Starting tomorrow night at 9pm EST, we will be Live Streaming AN EVENING OF COMEDY at MAHOGANY'S BAR hosted by Vince Vlaisavich. Additonally, we will be recording the entire show, as well and interviews with comedians to put up as a podcast at a later date.
This will be our first venture into livestreaming, and if you folks like it, we'll try to do more of it in the future. To hear tomorrow's show, be sure to be on our website, on this very page, and click on the LIVE AUDIO player above ^^^ You should be able to listen from your mobile devices as well!
Big thanks to http://mixlr.com for providing the means to livestream this event!
Episode 60 is out! Loaded with comedians such as Phil Pointer! ^^
This episode also features the very talented and funny Vince Vlaisavich, Cal Jansen and Tanner Hines! With super special guest, musician and awesome person extrodinaire, Mary Parker!
Please give it a listen. Also, big thanks to The Backstage Cafe in Covington, KY for once again providing an awesome place to meet and listen to funny people.
Episode 59 of The Write Idea Workshop features the most joyous return of Go Go Buffalo!
A bit before their set, Ryan and Justin sit down at a round table on the patio of the Backstage Cafe to have a chat with the guys from Go Go Buffalo. Funny things ensue shortly thereafter.
I suppose I'm not really a fan of celebrating a lot of greeting card holidays and Thanksgiving definitely falls under those parameters. A whole day dedicated to eating just blows my mind. Always has. When I was seven years old, my family used to gather for what seemed to me to be TWO Thanksgivings: one at home, eating Turkey, watching some parade stuff, trying to not get in the way of adults running trays of food back and forth from the kitchen to our modest dinning room table; and another gathering at either an Aunt or Grandparent's house with more adults, loud football games and a variety of pie. Despite so many people around, family, friends of family, all manners of animals, I always found myself off in a corner with a clipboard or pad of paper writing or drawing or just generally trying to put some distance between myself and the rest of the household. When dinner or dessert was called to be served, that pad of paper would come with me, and I would sit at the table with it in my lap and if no one was demanding my attention, I'd prop it up against the table and keep working on whatever I was doing. By the end of the evening, I'd have at least a few sheets of doodles, some perhaps with food stains, but always something to mark the my time spent. Even if the food was terrible, or dinner was awkward, I'd still have those drawings.
I find myself thinking a lot about those times today. Since leaving for college, I've spent a few years where I wouldn't really have a Thanksgiving, or spend it with friends, or just sit in my apartment and watch a Mystery Science Theater 3000 streaming marathon. These past two years, it's been more of the latter. I'm not necessarily complaining about the solitude, but I have noticed these past two years in particular, I haven't been making the most of my time as I did when I was younger. The notebook stays on the shelf, I don't make an effort to draw or paint. Seasonal laziness has seemingly creeped into my Thanksgiving traditions.
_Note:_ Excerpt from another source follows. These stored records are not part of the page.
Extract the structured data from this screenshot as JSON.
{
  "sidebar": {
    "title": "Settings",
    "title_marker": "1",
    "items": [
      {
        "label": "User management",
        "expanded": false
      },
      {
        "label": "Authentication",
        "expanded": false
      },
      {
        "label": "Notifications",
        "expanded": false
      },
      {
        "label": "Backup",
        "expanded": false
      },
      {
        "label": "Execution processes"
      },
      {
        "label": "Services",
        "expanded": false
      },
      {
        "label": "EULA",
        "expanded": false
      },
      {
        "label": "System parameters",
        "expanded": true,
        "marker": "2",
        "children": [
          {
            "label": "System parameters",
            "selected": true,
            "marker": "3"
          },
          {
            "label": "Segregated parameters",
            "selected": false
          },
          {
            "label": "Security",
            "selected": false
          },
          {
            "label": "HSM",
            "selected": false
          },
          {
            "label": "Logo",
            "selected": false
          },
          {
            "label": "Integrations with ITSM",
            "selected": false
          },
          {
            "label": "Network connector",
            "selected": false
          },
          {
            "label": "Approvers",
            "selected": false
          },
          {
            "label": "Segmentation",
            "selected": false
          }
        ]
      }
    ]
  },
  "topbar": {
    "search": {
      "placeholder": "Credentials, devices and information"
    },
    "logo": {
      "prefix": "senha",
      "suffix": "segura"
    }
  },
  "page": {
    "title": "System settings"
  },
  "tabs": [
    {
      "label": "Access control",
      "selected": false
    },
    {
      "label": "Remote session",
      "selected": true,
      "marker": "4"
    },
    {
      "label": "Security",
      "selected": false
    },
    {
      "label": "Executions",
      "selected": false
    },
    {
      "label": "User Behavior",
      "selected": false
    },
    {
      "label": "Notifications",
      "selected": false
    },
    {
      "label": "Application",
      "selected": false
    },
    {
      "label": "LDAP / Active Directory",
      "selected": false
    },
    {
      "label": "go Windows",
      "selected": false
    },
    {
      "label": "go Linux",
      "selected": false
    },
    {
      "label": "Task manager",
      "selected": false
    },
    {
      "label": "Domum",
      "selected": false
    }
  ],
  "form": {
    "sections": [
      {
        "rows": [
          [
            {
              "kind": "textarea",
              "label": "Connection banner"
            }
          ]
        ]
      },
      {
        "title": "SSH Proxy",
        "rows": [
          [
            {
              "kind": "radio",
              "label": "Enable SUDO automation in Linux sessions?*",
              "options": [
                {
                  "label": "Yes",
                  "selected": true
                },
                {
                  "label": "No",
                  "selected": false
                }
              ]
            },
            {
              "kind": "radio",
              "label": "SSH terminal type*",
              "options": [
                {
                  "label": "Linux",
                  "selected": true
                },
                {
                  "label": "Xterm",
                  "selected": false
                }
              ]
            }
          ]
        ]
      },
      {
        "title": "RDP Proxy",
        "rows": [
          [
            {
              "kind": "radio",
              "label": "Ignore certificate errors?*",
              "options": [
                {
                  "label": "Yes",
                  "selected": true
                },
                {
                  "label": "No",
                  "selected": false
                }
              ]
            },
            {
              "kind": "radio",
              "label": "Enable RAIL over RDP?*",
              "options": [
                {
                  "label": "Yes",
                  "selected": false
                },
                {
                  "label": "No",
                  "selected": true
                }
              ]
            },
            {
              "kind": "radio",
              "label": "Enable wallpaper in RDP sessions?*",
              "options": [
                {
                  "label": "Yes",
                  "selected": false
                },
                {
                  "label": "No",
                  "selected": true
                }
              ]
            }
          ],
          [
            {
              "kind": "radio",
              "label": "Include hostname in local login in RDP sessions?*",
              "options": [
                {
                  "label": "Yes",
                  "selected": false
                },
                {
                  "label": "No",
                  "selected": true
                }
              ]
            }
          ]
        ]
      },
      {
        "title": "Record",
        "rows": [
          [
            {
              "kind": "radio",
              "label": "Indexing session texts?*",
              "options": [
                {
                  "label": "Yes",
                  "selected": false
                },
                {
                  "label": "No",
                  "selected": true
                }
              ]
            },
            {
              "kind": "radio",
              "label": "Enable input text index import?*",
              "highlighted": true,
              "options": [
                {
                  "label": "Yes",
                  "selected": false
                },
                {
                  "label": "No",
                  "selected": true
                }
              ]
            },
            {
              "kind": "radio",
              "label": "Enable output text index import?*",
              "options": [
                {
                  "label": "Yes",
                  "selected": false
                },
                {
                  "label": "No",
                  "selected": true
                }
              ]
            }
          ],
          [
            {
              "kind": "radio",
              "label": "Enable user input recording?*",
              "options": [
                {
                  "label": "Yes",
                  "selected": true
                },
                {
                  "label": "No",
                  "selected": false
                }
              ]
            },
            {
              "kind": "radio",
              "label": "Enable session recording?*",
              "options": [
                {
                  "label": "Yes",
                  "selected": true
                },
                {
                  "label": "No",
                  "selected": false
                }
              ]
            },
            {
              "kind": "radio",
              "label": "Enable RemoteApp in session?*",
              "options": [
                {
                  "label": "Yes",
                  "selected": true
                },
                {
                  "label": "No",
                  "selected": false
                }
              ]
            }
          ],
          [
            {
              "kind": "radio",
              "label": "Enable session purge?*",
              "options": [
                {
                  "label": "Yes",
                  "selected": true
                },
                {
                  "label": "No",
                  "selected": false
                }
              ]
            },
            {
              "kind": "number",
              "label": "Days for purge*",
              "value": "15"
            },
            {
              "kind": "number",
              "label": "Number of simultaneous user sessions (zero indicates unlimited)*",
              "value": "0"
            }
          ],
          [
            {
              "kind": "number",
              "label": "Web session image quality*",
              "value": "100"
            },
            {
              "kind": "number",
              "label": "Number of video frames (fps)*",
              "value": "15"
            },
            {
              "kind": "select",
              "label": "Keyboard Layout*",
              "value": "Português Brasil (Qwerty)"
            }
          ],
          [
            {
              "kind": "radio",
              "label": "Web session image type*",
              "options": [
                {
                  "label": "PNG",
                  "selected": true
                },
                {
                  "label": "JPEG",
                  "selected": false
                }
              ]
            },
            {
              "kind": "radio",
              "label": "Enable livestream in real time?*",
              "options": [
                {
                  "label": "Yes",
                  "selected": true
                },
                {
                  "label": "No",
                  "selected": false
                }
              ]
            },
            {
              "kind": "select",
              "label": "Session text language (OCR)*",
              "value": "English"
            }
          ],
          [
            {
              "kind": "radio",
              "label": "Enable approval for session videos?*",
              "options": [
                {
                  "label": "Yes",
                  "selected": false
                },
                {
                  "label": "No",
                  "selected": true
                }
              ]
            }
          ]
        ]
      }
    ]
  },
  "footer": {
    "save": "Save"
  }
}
With that in mind, I call on you, dear Workshoppers: make the most of this holiday. Have a good time with friends, family, or a MST3K marathon, eat, drink and be merry, but be sure to take a moment an seize the creative potential of today. No matter your circumstance, whether you're knee-deep in family and friends, or having a solitary day, make something of it. Draw, write, create. Mark the occasion.
You've made it another year, and that's something to be thankful for.
The Write Idea Workshop